wolves & sage

farm + apothecary

View of the Cascades from the Wolves & Sage Farm, located 40 minutes Northeast of Tonasket, WA

View of the Cascades from the Wolves & Sage Farm, located 40 minutes Northeast of Tonasket, WA

The Herbalist & Wildlife Biologist

Hello, my name is Sandra. I am a Washington farmer, wildlife biologist, herbalist, and artist. My professional focus is sustainable herbalism, and how this is interconnected with healthy ecosystems and established wildlife populations. My passion is helping to heal people, places and wildlife through herbal medicine, science, education, storytelling, animism and community building. I have a Masters of Biology degree and have completed my Professional Herbalist Certification courses under Karta Purkh Singh Khalsa, well-known natural healing specialist and founder of the International Integrative Education Institute in Eugene, Oregon. 

Why Wolves & Sage?

Plants depend upon wildlife species such as the gray wolf, mountain lion, lynx, wolverine and grizzly bear for their immediate survival and long-term success. These animals are essential to providing resiliency within their ecological niche/s; this is done in many ways, such as by protecting plants from being overgrazed by an overabundance of wild ungulates, while also allowing prey species to adapt and thrive in light of climate change. It can then be said that we too depend upon wildlife for our own health and wellbeing because we also depend upon plant and animal life to adapt and prosper. As such, Wolves & Sage donates 5% of all online proceeds to a selection of non-profit organizations actively involved in wildlife education, research, and/or conservation, including those that also support individuals and communities that make coexisting with wildlife an everyday choice. With each and every purchase you are helping Wolves & Sage to protect and support people, plants, animals and entire ecosystems. Please visit our Support Wildlife page for additional details. 

100% Handmade: Quality in Small Batches

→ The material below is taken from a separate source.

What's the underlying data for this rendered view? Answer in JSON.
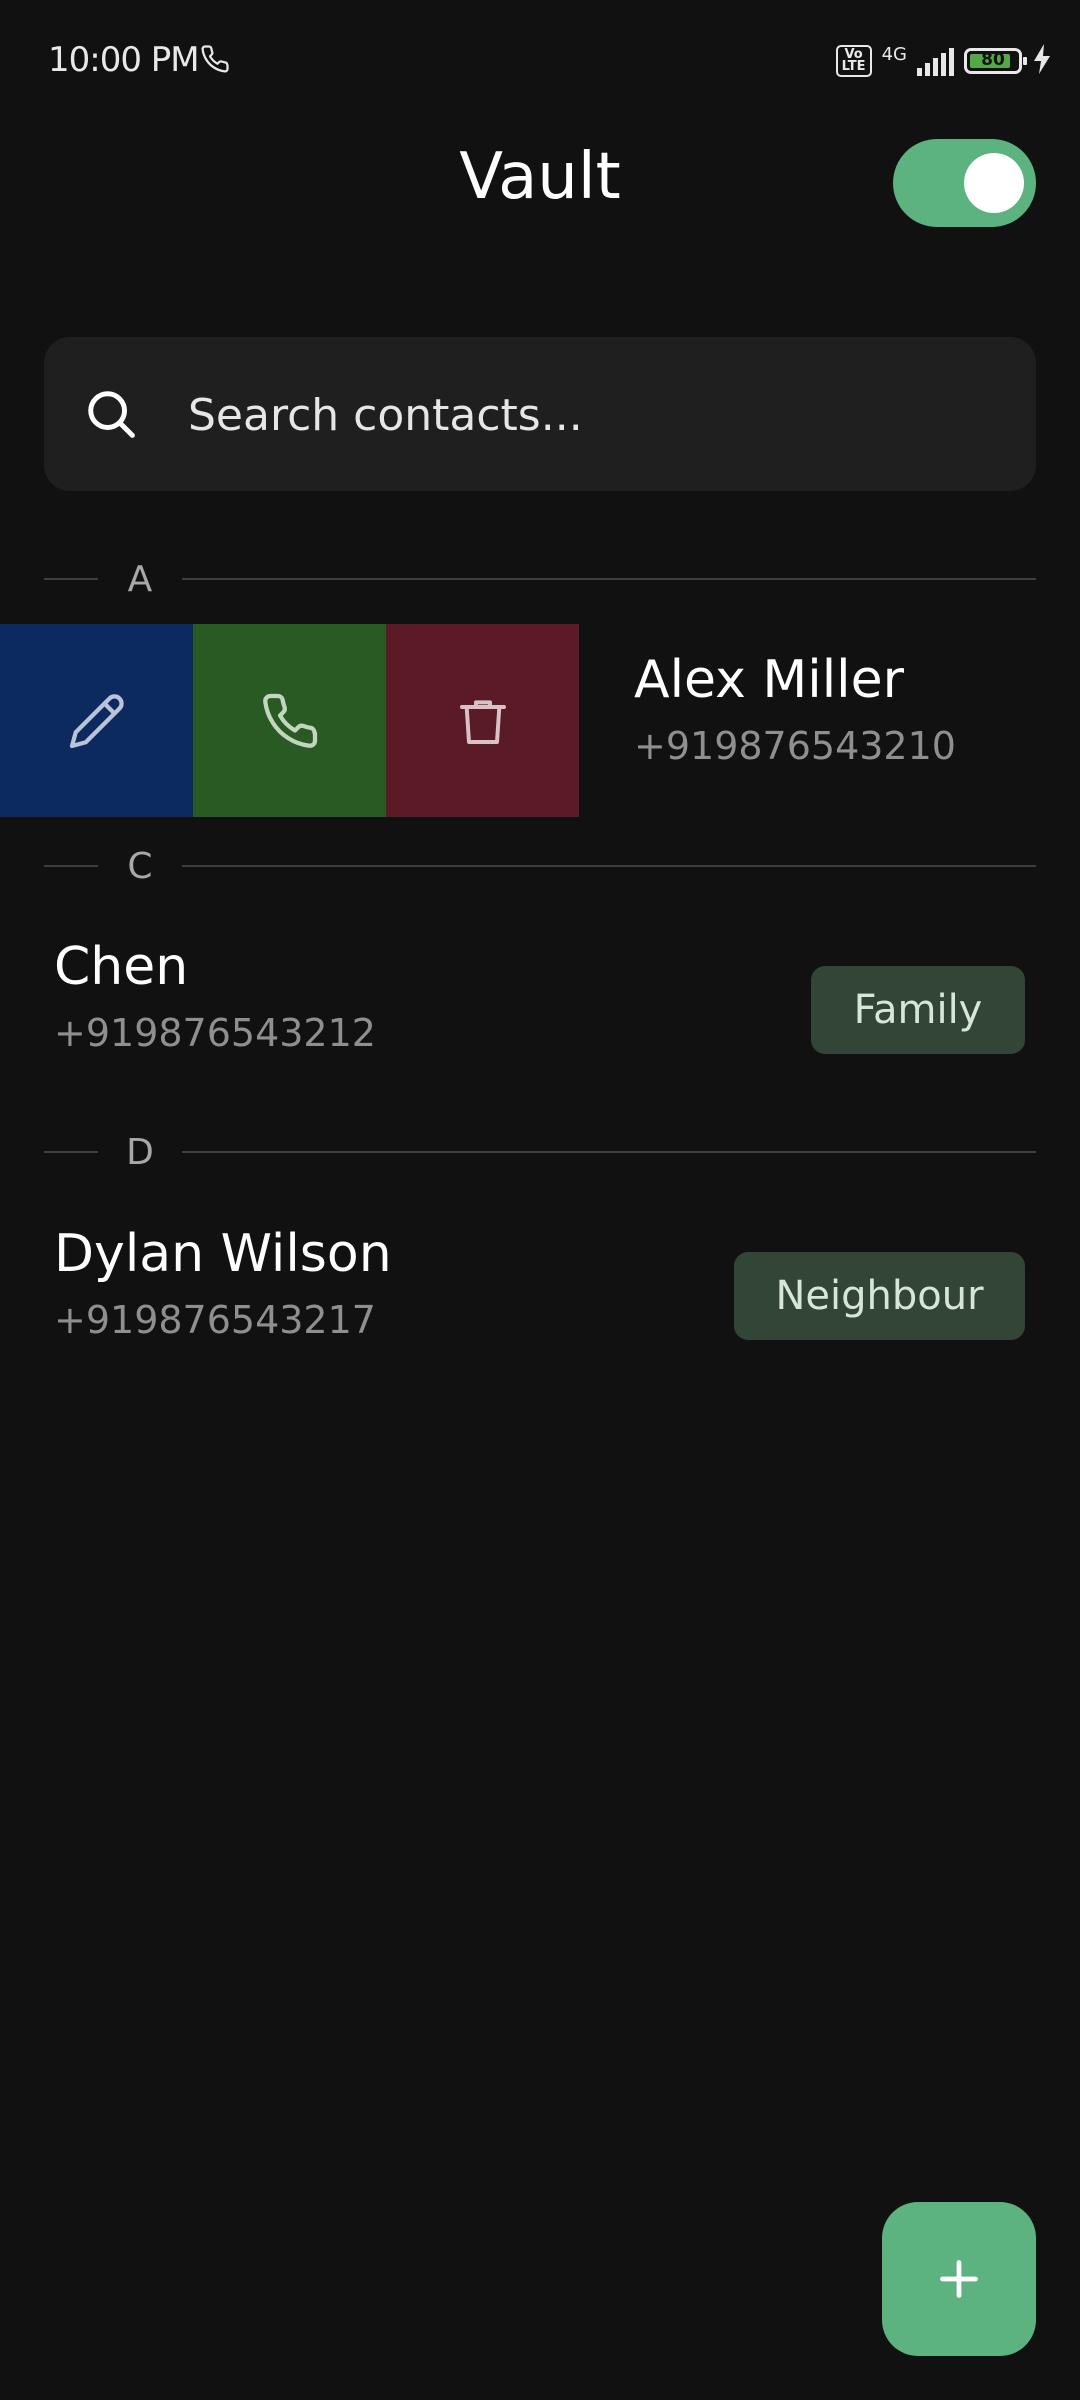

Our herbal blends, concoctions, formulations, and expressions are thoughtfully crafted in small, well-prepared batches, inspired by people and the natural world. All herbal ingredients are ethically wildcrafted, grown by us or locally grown, certified organic and/or fair and direct trade plants, resins, fungi, algae, oils, salts and alcohols. Working only in small batches means that everything you receive will be freshly created and so all herbs, oils and essences will be at their full potential. Lastly, because variety is the spice of life, medicines, goodies and goods available will change by inspiration, season, or for no good reason at all. Lastly, our herbal wildcrafting practices and farming management praxis are done so with the best interests of native wildlife and their ecologies in mind.

A Brief History of Cascadia Herbalism

Bear Medicine and Shamans - by Heidi Bohan and The People of Cascadia

"It is by following Bear that people learned about medicine, so it is Bear Medicine that heals the people. Bear has a body much like humans, and eats the same foods at the same times that we the people do: the green shoots, the berries, the salmon and the sweet inner barks.

If a brave person was watching and following Bear, he or she might see that when Bear gets sick she goes to certain roots in the swamp, or certain barks on the trees, and takes a small piece to chew, then lays down to heal. When she awakens she feels much better and continues her life in the forest.

Seeing this, the brave person might go to that root or bark, and gather some in the same way as Bear and go back to the village. The next time someone in the village was sick, in a similar way, this brave person might offer a bit of this root or bark and the person may be healed. If this was so, then the root or bark received a name, and the brave person was honored for this knowledge as a healer and shaman, who then held this knowledge, to pass on to the following generations."

I now suspect that just as a deer herd lives in mortal fear of its wolves, so does a mountain live in mortal fear of its deer. And perhaps with better cause, for while a buck pulled down by wolves can be replaced in two or three years, a range pulled down by too many deer may fail of replacement in as many decades. So also with cows. The cowman who cleans his range of wolves does not realize that he is taking over the wolf’s job of trimming the herd to fit the range. He has not learned to think like a mountain. Hence we have dustbowls, and rivers washing the future into the sea.
— Aldo Leopold, 1968